Task prompt: Could you return all of the records exactly as they stand?

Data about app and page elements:
◆ ◆ ◆ ◆ ◆ ◆ ◆

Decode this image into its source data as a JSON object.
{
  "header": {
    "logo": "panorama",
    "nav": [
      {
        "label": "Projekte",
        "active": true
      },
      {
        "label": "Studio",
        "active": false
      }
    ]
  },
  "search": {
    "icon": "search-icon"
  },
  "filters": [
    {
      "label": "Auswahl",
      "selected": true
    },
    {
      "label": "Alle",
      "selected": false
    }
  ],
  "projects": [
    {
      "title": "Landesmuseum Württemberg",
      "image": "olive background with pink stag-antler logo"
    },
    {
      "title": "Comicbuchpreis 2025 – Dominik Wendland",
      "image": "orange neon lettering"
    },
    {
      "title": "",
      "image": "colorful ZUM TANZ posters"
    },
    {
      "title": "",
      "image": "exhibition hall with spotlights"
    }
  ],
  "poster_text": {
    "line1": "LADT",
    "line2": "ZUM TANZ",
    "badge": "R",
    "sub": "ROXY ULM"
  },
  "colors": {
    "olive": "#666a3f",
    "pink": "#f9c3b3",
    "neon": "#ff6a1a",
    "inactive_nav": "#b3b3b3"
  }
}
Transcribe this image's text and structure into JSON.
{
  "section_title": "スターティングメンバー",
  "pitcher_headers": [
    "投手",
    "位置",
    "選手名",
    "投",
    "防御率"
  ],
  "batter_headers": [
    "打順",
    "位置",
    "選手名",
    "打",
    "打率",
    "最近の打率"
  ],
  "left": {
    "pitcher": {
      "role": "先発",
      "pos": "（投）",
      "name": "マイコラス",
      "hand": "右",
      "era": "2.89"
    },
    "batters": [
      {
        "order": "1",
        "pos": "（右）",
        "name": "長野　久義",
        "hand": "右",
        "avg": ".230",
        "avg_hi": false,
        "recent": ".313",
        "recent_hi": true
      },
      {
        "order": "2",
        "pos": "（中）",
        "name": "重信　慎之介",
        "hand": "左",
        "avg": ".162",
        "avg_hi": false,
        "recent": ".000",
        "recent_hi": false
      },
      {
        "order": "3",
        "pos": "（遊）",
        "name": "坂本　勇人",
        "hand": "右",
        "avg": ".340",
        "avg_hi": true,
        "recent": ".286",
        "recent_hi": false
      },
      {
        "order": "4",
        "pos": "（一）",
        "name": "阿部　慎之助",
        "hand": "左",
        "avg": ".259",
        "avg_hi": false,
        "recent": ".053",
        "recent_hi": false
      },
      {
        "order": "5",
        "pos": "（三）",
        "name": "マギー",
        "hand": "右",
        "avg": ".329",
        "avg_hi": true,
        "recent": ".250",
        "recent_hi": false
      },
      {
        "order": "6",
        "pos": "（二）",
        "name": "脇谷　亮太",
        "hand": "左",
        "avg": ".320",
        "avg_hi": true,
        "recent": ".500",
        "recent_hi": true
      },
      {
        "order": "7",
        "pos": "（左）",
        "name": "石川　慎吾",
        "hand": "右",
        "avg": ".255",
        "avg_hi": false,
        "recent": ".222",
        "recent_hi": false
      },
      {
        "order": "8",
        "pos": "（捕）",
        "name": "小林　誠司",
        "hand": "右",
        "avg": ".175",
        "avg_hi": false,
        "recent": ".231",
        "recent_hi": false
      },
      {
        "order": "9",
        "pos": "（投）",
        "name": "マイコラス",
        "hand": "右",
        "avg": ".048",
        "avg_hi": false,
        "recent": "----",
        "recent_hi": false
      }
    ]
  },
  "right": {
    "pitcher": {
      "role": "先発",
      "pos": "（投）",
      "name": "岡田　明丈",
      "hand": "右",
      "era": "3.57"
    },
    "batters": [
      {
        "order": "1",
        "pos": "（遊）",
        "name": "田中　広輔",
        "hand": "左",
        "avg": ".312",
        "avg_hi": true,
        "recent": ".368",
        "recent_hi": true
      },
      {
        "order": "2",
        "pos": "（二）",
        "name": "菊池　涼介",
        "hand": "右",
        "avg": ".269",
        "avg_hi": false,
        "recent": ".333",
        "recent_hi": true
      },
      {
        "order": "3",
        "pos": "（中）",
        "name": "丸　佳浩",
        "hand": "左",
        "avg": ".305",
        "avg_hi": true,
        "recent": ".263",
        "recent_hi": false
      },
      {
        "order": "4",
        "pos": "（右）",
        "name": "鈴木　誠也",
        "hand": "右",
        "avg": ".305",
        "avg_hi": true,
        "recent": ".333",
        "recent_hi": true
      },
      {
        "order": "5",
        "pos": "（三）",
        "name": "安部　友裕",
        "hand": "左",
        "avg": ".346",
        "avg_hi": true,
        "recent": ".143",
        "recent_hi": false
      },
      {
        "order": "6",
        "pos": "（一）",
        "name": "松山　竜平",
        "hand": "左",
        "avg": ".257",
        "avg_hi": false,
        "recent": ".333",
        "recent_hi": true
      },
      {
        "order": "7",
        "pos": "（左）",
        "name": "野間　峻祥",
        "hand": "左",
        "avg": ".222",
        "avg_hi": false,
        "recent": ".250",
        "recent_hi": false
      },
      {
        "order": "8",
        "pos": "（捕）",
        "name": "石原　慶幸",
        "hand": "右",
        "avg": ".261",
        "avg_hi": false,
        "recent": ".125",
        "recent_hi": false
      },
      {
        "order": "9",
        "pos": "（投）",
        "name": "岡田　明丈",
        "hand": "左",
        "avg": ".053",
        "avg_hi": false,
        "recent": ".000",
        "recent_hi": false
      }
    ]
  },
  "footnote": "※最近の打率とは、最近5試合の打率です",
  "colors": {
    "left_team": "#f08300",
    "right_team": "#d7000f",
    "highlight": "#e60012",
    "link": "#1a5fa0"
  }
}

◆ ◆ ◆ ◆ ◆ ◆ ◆

Exercise output:
Decode this image into its source data as a JSON object.
{
  "header": {
    "logo": "panorama",
    "nav": [
      {
        "label": "Projekte",
        "active": true
      },
      {
        "label": "Studio",
        "active": false
      }
    ]
  },
  "search": {
    "icon": "search-icon"
  },
  "filters": [
    {
      "label": "Auswahl",
      "selected": true
    },
    {
      "label": "Alle",
      "selected": false
    }
  ],
  "projects": [
    {
      "title": "Landesmuseum Württemberg",
      "image": "olive background with pink stag-antler logo"
    },
    {
      "title": "Comicbuchpreis 2025 – Dominik Wendland",
      "image": "orange neon lettering"
    },
    {
      "title": "",
      "image": "colorful ZUM TANZ posters"
    },
    {
      "title": "",
      "image": "exhibition hall with spotlights"
    }
  ],
  "poster_text": {
    "line1": "LADT",
    "line2": "ZUM TANZ",
    "badge": "R",
    "sub": "ROXY ULM"
  },
  "colors": {
    "olive": "#666a3f",
    "pink": "#f9c3b3",
    "neon": "#ff6a1a",
    "inactive_nav": "#b3b3b3"
  }
}
Transcribe this image's text and structure into JSON.
{
  "section_title": "スターティングメンバー",
  "pitcher_headers": [
    "投手",
    "位置",
    "選手名",
    "投",
    "防御率"
  ],
  "batter_headers": [
    "打順",
    "位置",
    "選手名",
    "打",
    "打率",
    "最近の打率"
  ],
  "left": {
    "pitcher": {
      "role": "先発",
      "pos": "（投）",
      "name": "マイコラス",
      "hand": "右",
      "era": "2.89"
    },
    "batters": [
      {
        "order": "1",
        "pos": "（右）",
        "name": "長野　久義",
        "hand": "右",
        "avg": ".230",
        "avg_hi": false,
        "recent": ".313",
        "recent_hi": true
      },
      {
        "order": "2",
        "pos": "（中）",
        "name": "重信　慎之介",
        "hand": "左",
        "avg": ".162",
        "avg_hi": false,
        "recent": ".000",
        "recent_hi": false
      },
      {
        "order": "3",
        "pos": "（遊）",
        "name": "坂本　勇人",
        "hand": "右",
        "avg": ".340",
        "avg_hi": true,
        "recent": ".286",
        "recent_hi": false
      },
      {
        "order": "4",
        "pos": "（一）",
        "name": "阿部　慎之助",
        "hand": "左",
        "avg": ".259",
        "avg_hi": false,
        "recent": ".053",
        "recent_hi": false
      },
      {
        "order": "5",
        "pos": "（三）",
        "name": "マギー",
        "hand": "右",
        "avg": ".329",
        "avg_hi": true,
        "recent": ".250",
        "recent_hi": false
      },
      {
        "order": "6",
        "pos": "（二）",
        "name": "脇谷　亮太",
        "hand": "左",
        "avg": ".320",
        "avg_hi": true,
        "recent": ".500",
        "recent_hi": true
      },
      {
        "order": "7",
        "pos": "（左）",
        "name": "石川　慎吾",
        "hand": "右",
        "avg": ".255",
        "avg_hi": false,
        "recent": ".222",
        "recent_hi": false
      },
      {
        "order": "8",
        "pos": "（捕）",
        "name": "小林　誠司",
        "hand": "右",
        "avg": ".175",
        "avg_hi": false,
        "recent": ".231",
        "recent_hi": false
      },
      {
        "order": "9",
        "pos": "（投）",
        "name": "マイコラス",
        "hand": "右",
        "avg": ".048",
        "avg_hi": false,
        "recent": "----",
        "recent_hi": false
      }
    ]
  },
  "right": {
    "pitcher": {
      "role": "先発",
      "pos": "（投）",
      "name": "岡田　明丈",
      "hand": "右",
      "era": "3.57"
    },
    "batters": [
      {
        "order": "1",
        "pos": "（遊）",
        "name": "田中　広輔",
        "hand": "左",
        "avg": ".312",
        "avg_hi": true,
        "recent": ".368",
        "recent_hi": true
      },
      {
        "order": "2",
        "pos": "（二）",
        "name": "菊池　涼介",
        "hand": "右",
        "avg": ".269",
        "avg_hi": false,
        "recent": ".333",
        "recent_hi": true
      },
      {
        "order": "3",
        "pos": "（中）",
        "name": "丸　佳浩",
        "hand": "左",
        "avg": ".305",
        "avg_hi": true,
        "recent": ".263",
        "recent_hi": false
      },
      {
        "order": "4",
        "pos": "（右）",
        "name": "鈴木　誠也",
        "hand": "右",
        "avg": ".305",
        "avg_hi": true,
        "recent": ".333",
        "recent_hi": true
      },
      {
        "order": "5",
        "pos": "（三）",
        "name": "安部　友裕",
        "hand": "左",
        "avg": ".346",
        "avg_hi": true,
        "recent": ".143",
        "recent_hi": false
      },
      {
        "order": "6",
        "pos": "（一）",
        "name": "松山　竜平",
        "hand": "左",
        "avg": ".257",
        "avg_hi": false,
        "recent": ".333",
        "recent_hi": true
      },
      {
        "order": "7",
        "pos": "（左）",
        "name": "野間　峻祥",
        "hand": "左",
        "avg": ".222",
        "avg_hi": false,
        "recent": ".250",
        "recent_hi": false
      },
      {
        "order": "8",
        "pos": "（捕）",
        "name": "石原　慶幸",
        "hand": "右",
        "avg": ".261",
        "avg_hi": false,
        "recent": ".125",
        "recent_hi": false
      },
      {
        "order": "9",
        "pos": "（投）",
        "name": "岡田　明丈",
        "hand": "左",
        "avg": ".053",
        "avg_hi": false,
        "recent": ".000",
        "recent_hi": false
      }
    ]
  },
  "footnote": "※最近の打率とは、最近5試合の打率です",
  "colors": {
    "left_team": "#f08300",
    "right_team": "#d7000f",
    "highlight": "#e60012",
    "link": "#1a5fa0"
  }
}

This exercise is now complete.